(Component data from apps and pages)
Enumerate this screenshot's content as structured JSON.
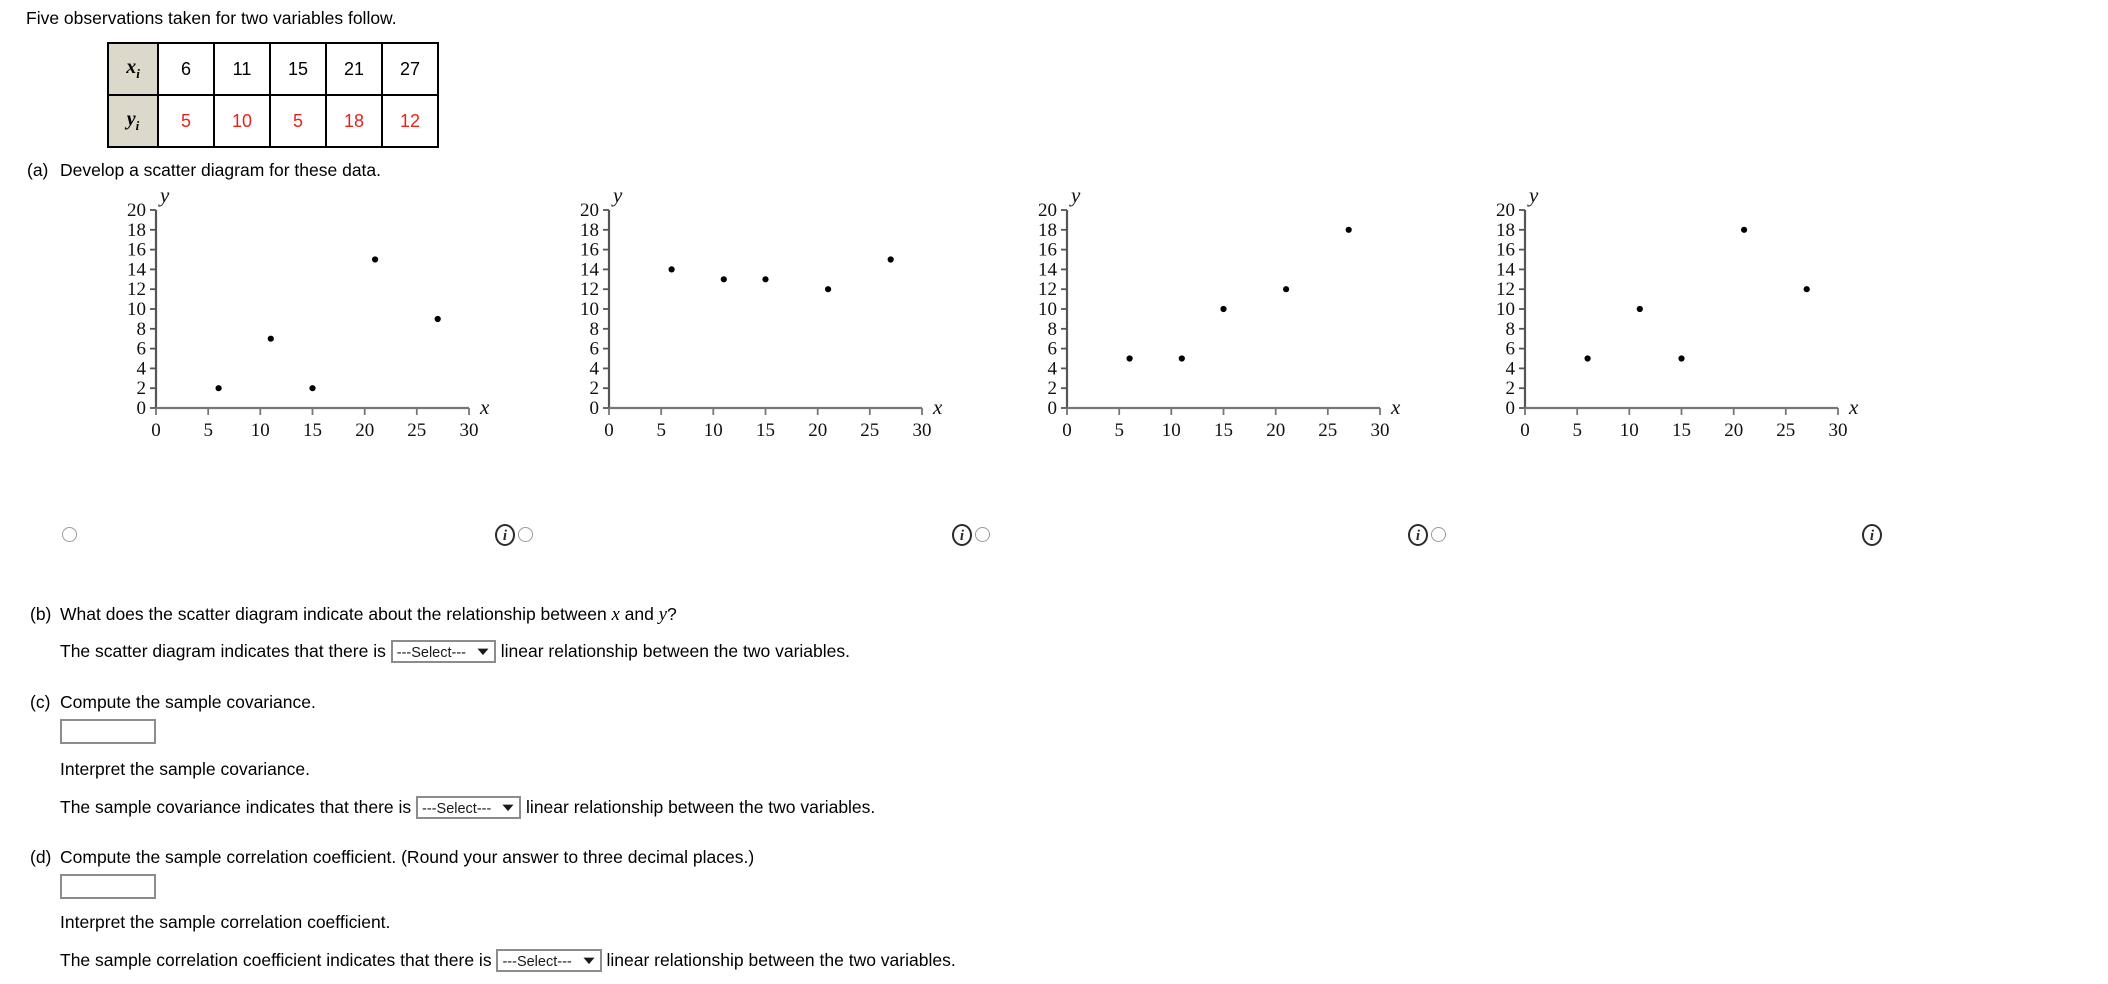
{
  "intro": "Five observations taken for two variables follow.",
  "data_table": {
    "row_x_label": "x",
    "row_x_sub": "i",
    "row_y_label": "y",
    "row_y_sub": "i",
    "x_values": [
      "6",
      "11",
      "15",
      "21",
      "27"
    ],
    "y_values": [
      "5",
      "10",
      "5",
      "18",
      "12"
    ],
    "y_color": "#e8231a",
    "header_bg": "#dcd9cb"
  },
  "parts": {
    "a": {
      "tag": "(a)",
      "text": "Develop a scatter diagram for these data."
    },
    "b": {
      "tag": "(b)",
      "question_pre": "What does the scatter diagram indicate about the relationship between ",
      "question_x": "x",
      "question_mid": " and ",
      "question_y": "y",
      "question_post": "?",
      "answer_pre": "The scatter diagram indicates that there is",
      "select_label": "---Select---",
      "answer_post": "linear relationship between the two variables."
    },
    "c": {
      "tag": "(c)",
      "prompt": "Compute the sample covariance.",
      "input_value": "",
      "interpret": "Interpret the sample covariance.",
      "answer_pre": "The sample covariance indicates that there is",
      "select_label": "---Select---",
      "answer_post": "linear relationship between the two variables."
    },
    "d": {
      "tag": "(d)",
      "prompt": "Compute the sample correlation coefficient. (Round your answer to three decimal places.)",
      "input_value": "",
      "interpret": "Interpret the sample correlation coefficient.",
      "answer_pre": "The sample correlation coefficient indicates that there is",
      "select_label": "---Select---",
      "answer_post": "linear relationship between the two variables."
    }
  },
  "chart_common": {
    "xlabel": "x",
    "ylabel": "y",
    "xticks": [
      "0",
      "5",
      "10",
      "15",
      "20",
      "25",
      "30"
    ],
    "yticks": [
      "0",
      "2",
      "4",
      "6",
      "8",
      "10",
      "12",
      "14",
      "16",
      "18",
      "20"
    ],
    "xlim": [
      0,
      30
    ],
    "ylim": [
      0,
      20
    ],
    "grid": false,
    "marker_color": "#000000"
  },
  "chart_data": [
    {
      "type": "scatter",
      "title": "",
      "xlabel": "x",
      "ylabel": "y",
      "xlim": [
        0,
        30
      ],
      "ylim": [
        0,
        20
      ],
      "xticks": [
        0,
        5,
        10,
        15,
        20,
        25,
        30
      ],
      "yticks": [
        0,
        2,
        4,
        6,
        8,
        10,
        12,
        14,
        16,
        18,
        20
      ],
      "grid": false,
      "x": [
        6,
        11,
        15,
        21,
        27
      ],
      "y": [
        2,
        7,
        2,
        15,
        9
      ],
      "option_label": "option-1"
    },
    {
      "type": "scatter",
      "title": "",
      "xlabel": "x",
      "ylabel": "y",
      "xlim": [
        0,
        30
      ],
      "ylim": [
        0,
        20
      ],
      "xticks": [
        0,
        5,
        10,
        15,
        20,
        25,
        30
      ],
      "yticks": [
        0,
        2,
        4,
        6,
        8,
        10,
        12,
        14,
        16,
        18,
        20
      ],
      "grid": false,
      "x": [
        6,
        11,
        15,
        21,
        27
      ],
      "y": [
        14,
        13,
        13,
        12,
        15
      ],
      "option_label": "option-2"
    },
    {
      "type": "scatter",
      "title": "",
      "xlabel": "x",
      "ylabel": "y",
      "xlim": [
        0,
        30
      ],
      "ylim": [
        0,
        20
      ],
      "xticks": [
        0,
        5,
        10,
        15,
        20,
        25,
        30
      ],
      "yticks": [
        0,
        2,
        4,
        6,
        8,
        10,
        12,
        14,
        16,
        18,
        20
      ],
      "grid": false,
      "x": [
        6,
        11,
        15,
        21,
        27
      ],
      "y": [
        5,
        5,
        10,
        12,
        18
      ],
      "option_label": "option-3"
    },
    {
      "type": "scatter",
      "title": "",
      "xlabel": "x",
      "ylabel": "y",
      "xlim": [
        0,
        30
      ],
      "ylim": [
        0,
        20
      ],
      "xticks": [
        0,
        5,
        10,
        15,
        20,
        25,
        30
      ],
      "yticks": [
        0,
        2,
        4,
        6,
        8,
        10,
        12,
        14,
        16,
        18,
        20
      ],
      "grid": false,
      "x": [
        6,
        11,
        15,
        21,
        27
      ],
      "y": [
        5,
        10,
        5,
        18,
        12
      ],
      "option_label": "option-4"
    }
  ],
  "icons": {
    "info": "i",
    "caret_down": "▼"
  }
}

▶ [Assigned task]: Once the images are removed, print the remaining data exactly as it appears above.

▶ [Task answer]:
Enumerate this screenshot's content as structured JSON.
{
  "intro": "Five observations taken for two variables follow.",
  "data_table": {
    "row_x_label": "x",
    "row_x_sub": "i",
    "row_y_label": "y",
    "row_y_sub": "i",
    "x_values": [
      "6",
      "11",
      "15",
      "21",
      "27"
    ],
    "y_values": [
      "5",
      "10",
      "5",
      "18",
      "12"
    ],
    "y_color": "#e8231a",
    "header_bg": "#dcd9cb"
  },
  "parts": {
    "a": {
      "tag": "(a)",
      "text": "Develop a scatter diagram for these data."
    },
    "b": {
      "tag": "(b)",
      "question_pre": "What does the scatter diagram indicate about the relationship between ",
      "question_x": "x",
      "question_mid": " and ",
      "question_y": "y",
      "question_post": "?",
      "answer_pre": "The scatter diagram indicates that there is",
      "select_label": "---Select---",
      "answer_post": "linear relationship between the two variables."
    },
    "c": {
      "tag": "(c)",
      "prompt": "Compute the sample covariance.",
      "input_value": "",
      "interpret": "Interpret the sample covariance.",
      "answer_pre": "The sample covariance indicates that there is",
      "select_label": "---Select---",
      "answer_post": "linear relationship between the two variables."
    },
    "d": {
      "tag": "(d)",
      "prompt": "Compute the sample correlation coefficient. (Round your answer to three decimal places.)",
      "input_value": "",
      "interpret": "Interpret the sample correlation coefficient.",
      "answer_pre": "The sample correlation coefficient indicates that there is",
      "select_label": "---Select---",
      "answer_post": "linear relationship between the two variables."
    }
  },
  "chart_common": {
    "xlabel": "x",
    "ylabel": "y",
    "xticks": [
      "0",
      "5",
      "10",
      "15",
      "20",
      "25",
      "30"
    ],
    "yticks": [
      "0",
      "2",
      "4",
      "6",
      "8",
      "10",
      "12",
      "14",
      "16",
      "18",
      "20"
    ],
    "xlim": [
      0,
      30
    ],
    "ylim": [
      0,
      20
    ],
    "grid": false,
    "marker_color": "#000000"
  },
  "chart_data": [
    {
      "type": "scatter",
      "title": "",
      "xlabel": "x",
      "ylabel": "y",
      "xlim": [
        0,
        30
      ],
      "ylim": [
        0,
        20
      ],
      "xticks": [
        0,
        5,
        10,
        15,
        20,
        25,
        30
      ],
      "yticks": [
        0,
        2,
        4,
        6,
        8,
        10,
        12,
        14,
        16,
        18,
        20
      ],
      "grid": false,
      "x": [
        6,
        11,
        15,
        21,
        27
      ],
      "y": [
        2,
        7,
        2,
        15,
        9
      ],
      "option_label": "option-1"
    },
    {
      "type": "scatter",
      "title": "",
      "xlabel": "x",
      "ylabel": "y",
      "xlim": [
        0,
        30
      ],
      "ylim": [
        0,
        20
      ],
      "xticks": [
        0,
        5,
        10,
        15,
        20,
        25,
        30
      ],
      "yticks": [
        0,
        2,
        4,
        6,
        8,
        10,
        12,
        14,
        16,
        18,
        20
      ],
      "grid": false,
      "x": [
        6,
        11,
        15,
        21,
        27
      ],
      "y": [
        14,
        13,
        13,
        12,
        15
      ],
      "option_label": "option-2"
    },
    {
      "type": "scatter",
      "title": "",
      "xlabel": "x",
      "ylabel": "y",
      "xlim": [
        0,
        30
      ],
      "ylim": [
        0,
        20
      ],
      "xticks": [
        0,
        5,
        10,
        15,
        20,
        25,
        30
      ],
      "yticks": [
        0,
        2,
        4,
        6,
        8,
        10,
        12,
        14,
        16,
        18,
        20
      ],
      "grid": false,
      "x": [
        6,
        11,
        15,
        21,
        27
      ],
      "y": [
        5,
        5,
        10,
        12,
        18
      ],
      "option_label": "option-3"
    },
    {
      "type": "scatter",
      "title": "",
      "xlabel": "x",
      "ylabel": "y",
      "xlim": [
        0,
        30
      ],
      "ylim": [
        0,
        20
      ],
      "xticks": [
        0,
        5,
        10,
        15,
        20,
        25,
        30
      ],
      "yticks": [
        0,
        2,
        4,
        6,
        8,
        10,
        12,
        14,
        16,
        18,
        20
      ],
      "grid": false,
      "x": [
        6,
        11,
        15,
        21,
        27
      ],
      "y": [
        5,
        10,
        5,
        18,
        12
      ],
      "option_label": "option-4"
    }
  ],
  "icons": {
    "info": "i",
    "caret_down": "▼"
  }
}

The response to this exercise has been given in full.